CanStim Platform: Sex and Gender-Based Analysis Expansion
The Canadian Platform for Trials in Non-Invasive Brain Stimulation (CanStim) is national research platform whose goal is to create a network of sites across Canada for clinical trials that can develop and test the use of different types of non-invasive brain stimulation as an additional therapy option for people with stroke to help them better recover their ability to move their hands and arms after a stroke. Men and women show different levels of recovery after stroke. In addition to a having a higher overall risk of stroke, women are more likely to die or have a severe stroke, have higher levels of disability after stroke and are more likely to need long-term care. There is also new evidence that people’s gender roles or identify are related to health status post-stroke. Given these differences, it is important that new rehabilitation options are developed to accommodate both men and women.
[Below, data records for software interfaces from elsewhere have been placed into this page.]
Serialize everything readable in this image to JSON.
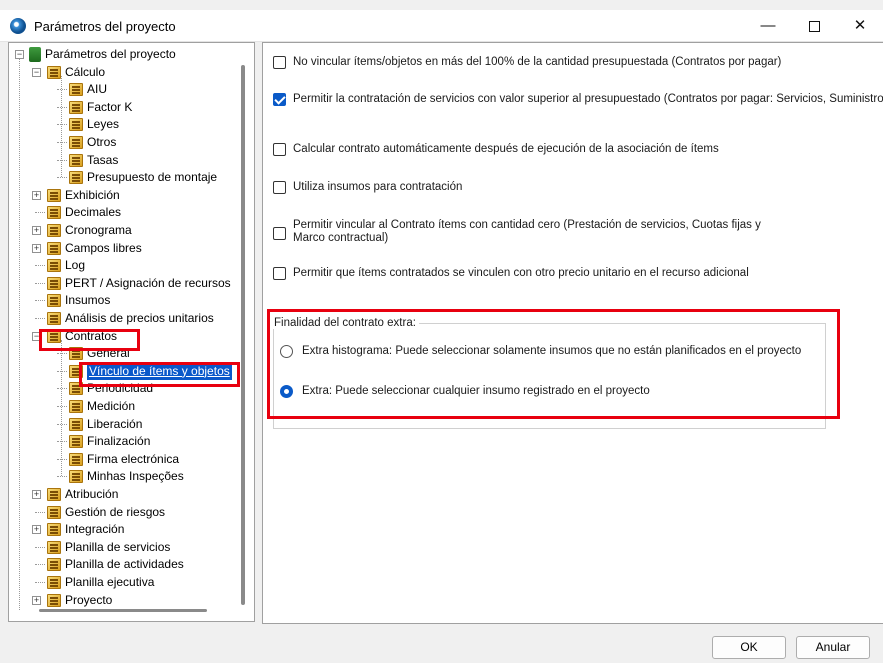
{
  "window": {
    "title": "Parámetros del proyecto",
    "controls": {
      "minimize": "—",
      "close": "✕"
    }
  },
  "tree": {
    "root": "Parámetros del proyecto",
    "items": [
      {
        "label": "Cálculo",
        "expander": "−"
      },
      {
        "label": "AIU"
      },
      {
        "label": "Factor K"
      },
      {
        "label": "Leyes"
      },
      {
        "label": "Otros"
      },
      {
        "label": "Tasas"
      },
      {
        "label": "Presupuesto de montaje"
      },
      {
        "label": "Exhibición",
        "expander": "+"
      },
      {
        "label": "Decimales"
      },
      {
        "label": "Cronograma",
        "expander": "+"
      },
      {
        "label": "Campos libres",
        "expander": "+"
      },
      {
        "label": "Log"
      },
      {
        "label": "PERT / Asignación de recursos"
      },
      {
        "label": "Insumos"
      },
      {
        "label": "Análisis de precios unitarios"
      },
      {
        "label": "Contratos",
        "expander": "−"
      },
      {
        "label": "General"
      },
      {
        "label": "Vínculo de ítems y objetos"
      },
      {
        "label": "Periodicidad"
      },
      {
        "label": "Medición"
      },
      {
        "label": "Liberación"
      },
      {
        "label": "Finalización"
      },
      {
        "label": "Firma electrónica"
      },
      {
        "label": "Minhas Inspeções"
      },
      {
        "label": "Atribución",
        "expander": "+"
      },
      {
        "label": "Gestión de riesgos"
      },
      {
        "label": "Integración",
        "expander": "+"
      },
      {
        "label": "Planilla de servicios"
      },
      {
        "label": "Planilla de actividades"
      },
      {
        "label": "Planilla ejecutiva"
      },
      {
        "label": "Proyecto",
        "expander": "+"
      }
    ]
  },
  "options": [
    {
      "label": "No vincular ítems/objetos en más del 100% de la cantidad presupuestada (Contratos por pagar)",
      "checked": false
    },
    {
      "label": "Permitir la contratación de servicios con valor superior al presupuestado (Contratos por pagar: Servicios, Suministro",
      "checked": true
    },
    {
      "label": "Calcular contrato automáticamente después de ejecución de la asociación de ítems",
      "checked": false
    },
    {
      "label": "Utiliza insumos para contratación",
      "checked": false
    },
    {
      "label": "Permitir vincular al Contrato ítems con cantidad cero (Prestación de servicios, Cuotas fijas y",
      "label2": "Marco contractual)",
      "checked": false
    },
    {
      "label": "Permitir que ítems contratados se vinculen con otro precio unitario en el recurso adicional",
      "checked": false
    }
  ],
  "extra_group": {
    "title": "Finalidad del contrato extra:",
    "options": [
      {
        "label": "Extra histograma: Puede seleccionar solamente insumos que no están planificados en el proyecto",
        "selected": false
      },
      {
        "label": "Extra: Puede seleccionar cualquier insumo registrado en el proyecto",
        "selected": true
      }
    ]
  },
  "buttons": {
    "ok": "OK",
    "cancel": "Anular"
  },
  "colors": {
    "highlight": "#e8000f",
    "accent": "#0a5ac8"
  }
}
Non-invasive brain stimulation is a safe and non-invasive way to stimulate the brain and has been shown to help the brain re-learn different tasks after a stroke. However, little is known about whether there are also differences in how this technique works for men and women or whether other types of information (e.g., information from blood tests) or information about people’s gender might affect how people respond to this technique. This research study will directly test this and identify factors that predict how men and women respond to brain stimulation. By embedding this into the CanStim Platform, Canada will have the first clinical trials network to be able to test different types of brain stimulation that have been specifically designed for men and women separately. This will help us find the best rehabilitation strategy to maximize stroke recovery tailored to the individual patient to improve stroke outcomes for all stroke survivors.
Jodi Edwards , University of Ottawa Heart Institute
Alexander Thiel, Jewish General Hospital
Numa Dancause, Université de Montréal
Partners and Donors
Women's Brain Health Initiative